Dr Levi with staff and students from the IIS. Dr Levi with staff and students from the IIS.

Dr Levi arrived in Tokyo in April 2017 for a mobility period scheduled until the end of June 2019. His research focuses on the topic of Biomimetic Spiking Neural Networks.

Why did you choose to carry out an international research visit?

I was born and grew up in Bordeaux – right next to the University of Bordeaux. For this reason, I always wanted to travel and discover new horizons – and this is exactly what I did!

During my engineering school (ENSEIRB-MATMECA) studies, I went abroad for each of my internships (Germany and Northern Ireland). In 2008, after my post-doctorate at CEA in Grenoble (south-east France), I went to the University of Tokyo to work on Artificial Neurons within the framework of the Japan Society for the Promotion of Science.

Between 2009 and 2013, as Associate Professor teaching a University Technical Diploma (DUT) at the IMS laboratory and in charge of international internships, I completed various visits to perform new collaborations throughout Europe. In 2013, I returned to the University of Tokyo for two years as a visiting research fellow within a CNRS delegation, working on microfluidic neurons and biomimetic artificial neural networks. And most recently, in 2016, when the University of Tokyo contacted me with the proposal of this Associate Professor position at the IIS, it was therefore a very natural next step to return to what has become my second home.

What is the topic of your research project? 

The title of my research project is: “Biomimetic Spiking Neural Network (SNN) for Bio-Hybrid experiments: Applications to Neurological disorders and Biological Artificial Intelligence”.

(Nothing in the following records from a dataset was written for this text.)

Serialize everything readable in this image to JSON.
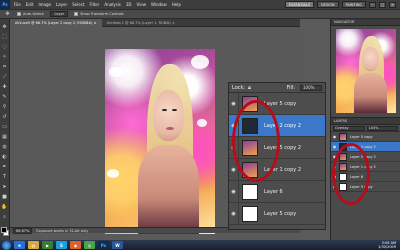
{
  "app": {
    "logo": "Ps",
    "menu": [
      "File",
      "Edit",
      "Image",
      "Layer",
      "Select",
      "Filter",
      "Analysis",
      "3D",
      "View",
      "Window",
      "Help"
    ],
    "workspace": "ESSENTIALS",
    "workspace_alts": [
      "DESIGN",
      "PAINTING"
    ],
    "window_buttons": [
      "–",
      "□",
      "×"
    ]
  },
  "options_bar": {
    "auto_select": "Auto-Select:",
    "select_value": "Layer",
    "show_transform": "Show Transform Controls"
  },
  "tabs": [
    {
      "label": "AVLuvell @ 66.7% (Layer 2 copy 2, RGB/8#) ×",
      "active": true
    },
    {
      "label": "Untitled-1 @ 66.7% (Layer 1, RGB/8) ×",
      "active": false
    }
  ],
  "status": {
    "zoom": "66.67%",
    "info": "Exposure works in 32-bit only"
  },
  "layers_popup": {
    "lock_label": "Lock:",
    "fill_label": "Fill:",
    "fill_value": "100%",
    "rows": [
      {
        "name": "Layer 5 copy",
        "thumb": "photo",
        "selected": false
      },
      {
        "name": "Layer 2 copy 2",
        "thumb": "dark",
        "selected": true
      },
      {
        "name": "Layer 5 copy 2",
        "thumb": "photo",
        "selected": false
      },
      {
        "name": "Layer 1 copy 2",
        "thumb": "photo",
        "selected": false
      },
      {
        "name": "Layer 6",
        "thumb": "blank",
        "selected": false
      },
      {
        "name": "Layer 5 copy",
        "thumb": "blank",
        "selected": false
      }
    ]
  },
  "nav_panel": {
    "tab": "NAVIGATOR"
  },
  "layers_panel": {
    "tab": "LAYERS",
    "blend": "Overlay",
    "opacity": "100%",
    "rows": [
      {
        "name": "Layer 5 copy",
        "selected": false
      },
      {
        "name": "Layer 2 copy 2",
        "selected": true
      },
      {
        "name": "Layer 5 copy 2",
        "selected": false
      },
      {
        "name": "Layer 1 copy 2",
        "selected": false
      },
      {
        "name": "Layer 6",
        "selected": false
      },
      {
        "name": "Layer 5 copy",
        "selected": false
      }
    ]
  },
  "taskbar": {
    "icons": [
      "ie-icon",
      "folder-icon",
      "media-icon",
      "skype-icon",
      "firefox-icon",
      "chrome-icon",
      "photoshop-icon",
      "word-icon"
    ],
    "time": "3:06 AM",
    "date": "1/30/2009"
  },
  "colors": {
    "selection": "#3b78c9",
    "annotation_ring": "#b50d1c",
    "panel_bg": "#4a4a4a"
  }
}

The characterization and modeling of biological neural networks is a field that promises major advances in our understanding of the mechanisms that govern the functioning as well as the different pathologies that may affect the brain. This field also leads on to a new domain of research: Biological Artificial Intelligence (BAI) using Neuro-intelligence to create new brain-based AI.

My current research focuses on the design of biomimetic artificial neural networks. The aim is to carry out bio-hybrid experiments, with bi-directional communications between artificial and biological neurons. This enables the creation of tools which may be used on the one hand for biomedical activities that help to better understand the nervous system and to develop neuroprosthesis and, on the other hand, to pursue a new path in Artificial Intelligence (AI).

Why the University of Tokyo, Japan?

The University of Tokyo is the leading university in Asia. It is renowned worldwide and boasts collaborations with highly-reputed institutions such as Harvard, MIT, etc.  Such partnerships are very interesting and useful in my actual research and also in strengthening my professional network.

In addition to my own personal experience, another objective of this mobility is to boost the collaboration between the University of Tokyo and the University of Bordeaux. With this in mind, we are organizing a workshop on the topic of “Micro and nano-technologies for neuroscience, chemical engineering, and material characterization” that will take place at the Institute of Industrial Science of the University of Tokyo from the 12th until the 14th December 2018 (see brochure). A delegation from Bordeaux will be present at this event which will then be organized on an annual basis, taking place alternately in Tokyo and in Bordeaux.

We also have plans to implement a Memorandum of Understanding between our two establishments that will encourage the exchange of students and researchers. Such collaboration will hopefully drive us on further to another project which is the creation of a joint laboratory, to be based in Bordeaux and that will share technology, equipment and researchers from both universities.

How would you describe the research environment in Japan?

In Japan, the field of research is very well funded – laboratories are equipped with the latest technologies and researchers are dedicated 100% to their projects without an additional teaching workload. Within my specific domain of research, thanks to minimal paperwork and rapid processing, it is easier to carry out a greater range of experiments.

In terms of communication, the Japanese culture means that co-workers are very reserved and respectful of one another. However their typical discretion means that sometimes it is a case of “Lost in translation” as what they say is not necessarily always what they mean! In my experience, a short period of adaptation suffices to ensure no more misunderstandings and what then follows is a highly efficient level of collaboration.

In conclusion?

Travelling broadens the horizons and enables one to have an objective viewpoint vis à vis the home country – its strong and its weak points. From a research perspective, it also allows one to discover a new work environment (meetings, management, methodology, etc.) and to bring the best “lessons learned” back to France. I would strongly encourage everyone, students and researchers, to go abroad if they have the opportunity.


Read about the 1st workshop organized jointly by the IIS (University of Tokyo) and the University of Bordeaux:

> Download the workshop program

Updated on 18/10/2018